Philip Keightley, account director at PR Company Punch Communications, explains: Enabling brand pages to receive private messages from their fans on Facebook is a positive change but with it comes a remote chance of negative implementations. These new private messaging settings will increase personal correspondence as well as allow companies to cut down on irrelevant posts and comments. As wall posts are traditionally used for mass communication, direct messaging will result in more one on one interaction with consumers, and will complement existing features on the social platform.
Facebook hopes the move will encourage further interaction between brands and consumers in a more effective way but privately, as opposed to wall posting where information is visible to all followers. Customer service issues and negative comments can be addressed thoroughly, benefiting both business and fans. Brands and customers will be able to interact closer than ever before on Facebook, although key factors including page visibility from reduced likes and comments could have a negative effect.

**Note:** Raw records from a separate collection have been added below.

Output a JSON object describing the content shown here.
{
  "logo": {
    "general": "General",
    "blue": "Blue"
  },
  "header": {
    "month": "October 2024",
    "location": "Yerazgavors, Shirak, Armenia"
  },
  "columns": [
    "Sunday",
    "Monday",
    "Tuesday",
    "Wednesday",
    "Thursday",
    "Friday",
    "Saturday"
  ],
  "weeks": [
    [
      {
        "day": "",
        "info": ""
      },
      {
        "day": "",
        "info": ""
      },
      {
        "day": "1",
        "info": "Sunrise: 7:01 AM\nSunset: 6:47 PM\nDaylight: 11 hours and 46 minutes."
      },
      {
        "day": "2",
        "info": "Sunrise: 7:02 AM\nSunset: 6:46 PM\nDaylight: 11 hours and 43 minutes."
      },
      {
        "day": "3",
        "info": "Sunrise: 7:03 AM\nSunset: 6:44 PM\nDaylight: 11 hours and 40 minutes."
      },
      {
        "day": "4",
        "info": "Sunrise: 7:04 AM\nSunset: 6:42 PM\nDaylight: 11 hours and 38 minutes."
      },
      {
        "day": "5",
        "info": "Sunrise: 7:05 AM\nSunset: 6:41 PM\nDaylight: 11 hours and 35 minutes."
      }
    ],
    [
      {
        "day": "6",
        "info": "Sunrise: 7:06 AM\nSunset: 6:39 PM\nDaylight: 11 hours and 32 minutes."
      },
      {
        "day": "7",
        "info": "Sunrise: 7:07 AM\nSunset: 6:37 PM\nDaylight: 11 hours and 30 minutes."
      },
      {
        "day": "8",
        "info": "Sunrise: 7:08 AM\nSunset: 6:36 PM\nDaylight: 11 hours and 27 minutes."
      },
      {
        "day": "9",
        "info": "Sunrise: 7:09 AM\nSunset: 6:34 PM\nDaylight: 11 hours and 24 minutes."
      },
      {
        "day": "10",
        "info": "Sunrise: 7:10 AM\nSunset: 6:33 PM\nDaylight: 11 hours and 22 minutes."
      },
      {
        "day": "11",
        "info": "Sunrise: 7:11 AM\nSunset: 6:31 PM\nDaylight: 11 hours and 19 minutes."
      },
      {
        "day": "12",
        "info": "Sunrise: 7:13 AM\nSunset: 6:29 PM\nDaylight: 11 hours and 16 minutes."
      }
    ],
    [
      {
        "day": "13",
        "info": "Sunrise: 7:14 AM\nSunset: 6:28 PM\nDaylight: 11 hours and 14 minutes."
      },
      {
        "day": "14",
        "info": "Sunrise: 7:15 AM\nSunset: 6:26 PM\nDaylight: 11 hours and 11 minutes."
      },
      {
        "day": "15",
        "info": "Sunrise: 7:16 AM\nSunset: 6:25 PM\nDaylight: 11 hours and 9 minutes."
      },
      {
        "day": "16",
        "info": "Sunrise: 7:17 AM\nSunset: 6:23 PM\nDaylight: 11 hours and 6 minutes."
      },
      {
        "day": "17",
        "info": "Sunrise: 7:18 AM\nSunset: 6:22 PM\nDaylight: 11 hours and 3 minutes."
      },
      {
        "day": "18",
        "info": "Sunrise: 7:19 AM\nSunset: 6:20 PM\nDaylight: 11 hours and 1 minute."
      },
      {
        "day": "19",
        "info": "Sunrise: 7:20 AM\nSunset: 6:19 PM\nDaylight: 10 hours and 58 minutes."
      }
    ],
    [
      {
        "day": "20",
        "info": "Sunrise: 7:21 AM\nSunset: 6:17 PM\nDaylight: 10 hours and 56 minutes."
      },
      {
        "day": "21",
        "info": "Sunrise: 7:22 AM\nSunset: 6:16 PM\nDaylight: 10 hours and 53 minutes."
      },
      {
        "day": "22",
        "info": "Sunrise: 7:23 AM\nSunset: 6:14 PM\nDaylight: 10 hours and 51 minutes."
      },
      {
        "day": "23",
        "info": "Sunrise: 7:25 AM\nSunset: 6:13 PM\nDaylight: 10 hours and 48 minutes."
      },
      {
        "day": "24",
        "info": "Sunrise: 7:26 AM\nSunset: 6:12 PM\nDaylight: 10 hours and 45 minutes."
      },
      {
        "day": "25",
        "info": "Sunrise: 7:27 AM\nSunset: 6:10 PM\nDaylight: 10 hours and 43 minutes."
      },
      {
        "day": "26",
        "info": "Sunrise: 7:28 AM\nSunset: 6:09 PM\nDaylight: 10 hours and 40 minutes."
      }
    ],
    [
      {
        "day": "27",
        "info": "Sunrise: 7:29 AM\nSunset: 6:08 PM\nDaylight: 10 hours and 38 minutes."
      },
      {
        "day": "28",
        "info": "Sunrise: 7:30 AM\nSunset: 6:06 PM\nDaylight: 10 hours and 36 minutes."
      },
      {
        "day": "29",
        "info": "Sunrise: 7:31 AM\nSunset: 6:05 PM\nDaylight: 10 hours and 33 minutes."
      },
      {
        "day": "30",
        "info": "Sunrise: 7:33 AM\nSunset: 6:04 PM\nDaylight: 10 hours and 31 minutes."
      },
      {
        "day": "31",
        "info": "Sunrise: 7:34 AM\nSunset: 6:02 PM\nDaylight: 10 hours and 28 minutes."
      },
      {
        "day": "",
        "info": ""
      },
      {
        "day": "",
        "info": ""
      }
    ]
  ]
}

The change comes soon after Google+ announced its increase in customer service engagement through hangouts and grading followers. Twitter also allows followers to communicate directly with brands but with a restricted word count; which Facebook private messages do not.